There are many animal conservation groups in the world; each continent has its own priorities concerning the welfare of the animals it shelters. Bearing this in mind one would think that there would be more than one giraffe conservation organisation but that is in fact the case.
The Giraffe Conservation Foundation is that organisation and their purpose is to “….be dedicated to securing a future for all giraffe populations and (sub)species in the wild.” It’s a relatively new organisation which concentrates largely on six African countries in which giraffe conservation is necessary. In no particular order they are:
Botswana – research is undertaken into the largely neglected giraffe population. There is no particular hunting or extinction danger here but giraffes are a valuable part of Botswana’s culture and economy.
Kenya – giraffes in Kenya are a largely unresearched topic. Population movements have forced the displacement of giraffes in certain areas and like Botswana, giraffes are vital to tourism and therefore the local economy.
Namibia – Namibia’s giraffe population is on the increase and therefore extinction is not a great concern here. Namibia is used by the GCF as a kind of template for giraffe husbandry over the rest of the African continent.
Niger – The West African giraffe only exists in Niger and the huge decline in the giraffe population in the area has ensured a massive conservation effort is required here. Towards the end of the 1990s there were thought to be only 50 giraffes remaining in the area around the capital Niamey.
Zambia – Zambia has a reasonably healthy and unthreatened giraffe population and research here is mainly concentrated on establishing the genetic lineage of the giraffes. As with Namibia the results will add to current scientific knowledge.

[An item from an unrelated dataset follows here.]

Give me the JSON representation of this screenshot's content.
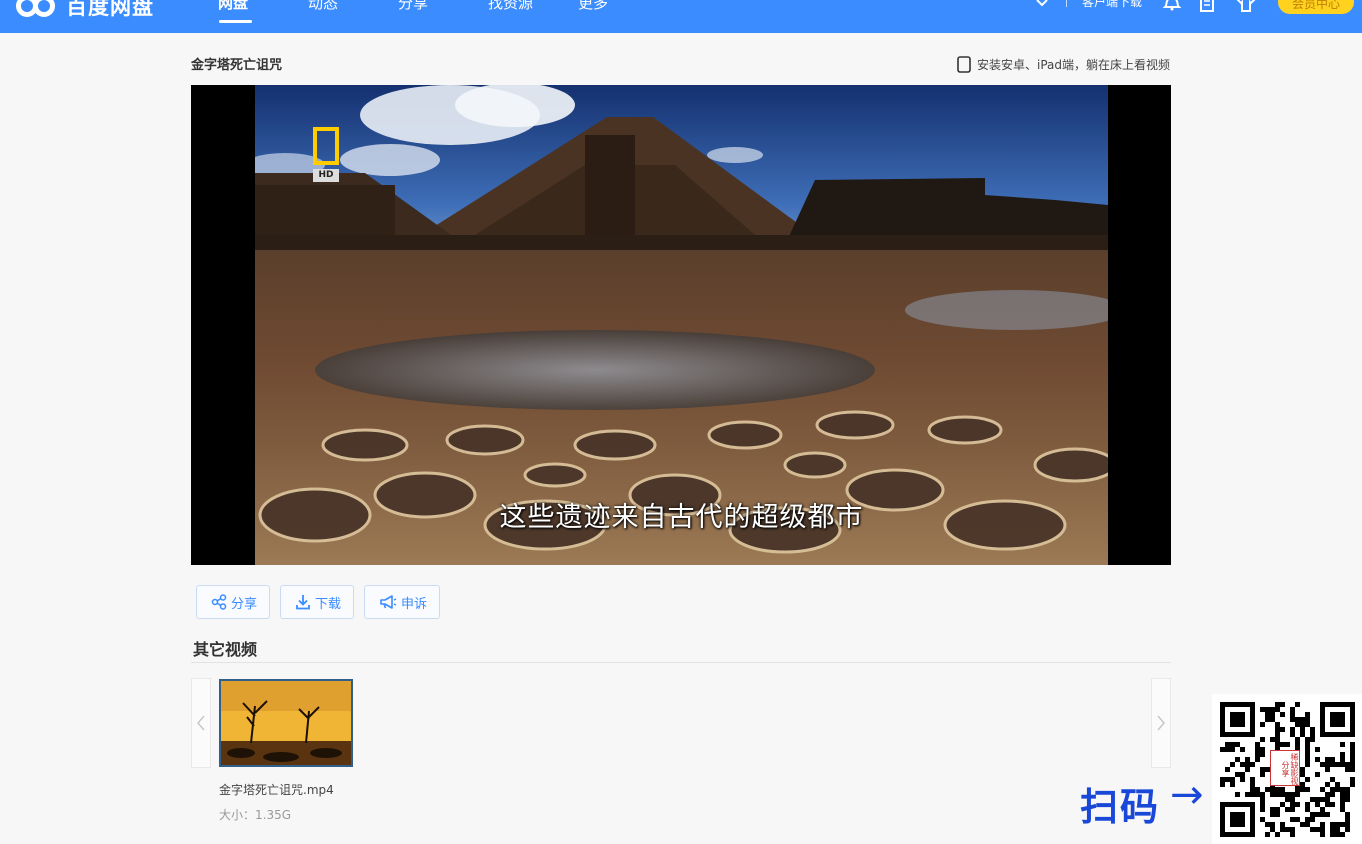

Zimbabwe – Zimbabwe is not a particularly dangerous place for giraffes. Giraffes here are free roaming and it’s an ideal location in which to study the reproductive habits of the males.
The Giraffe Conservation Foundation is a globally run organisation with its focus very much on Africa. The research it is currently undertaking will ideally lead to improved scientific knowledge and higher quality conservation environments.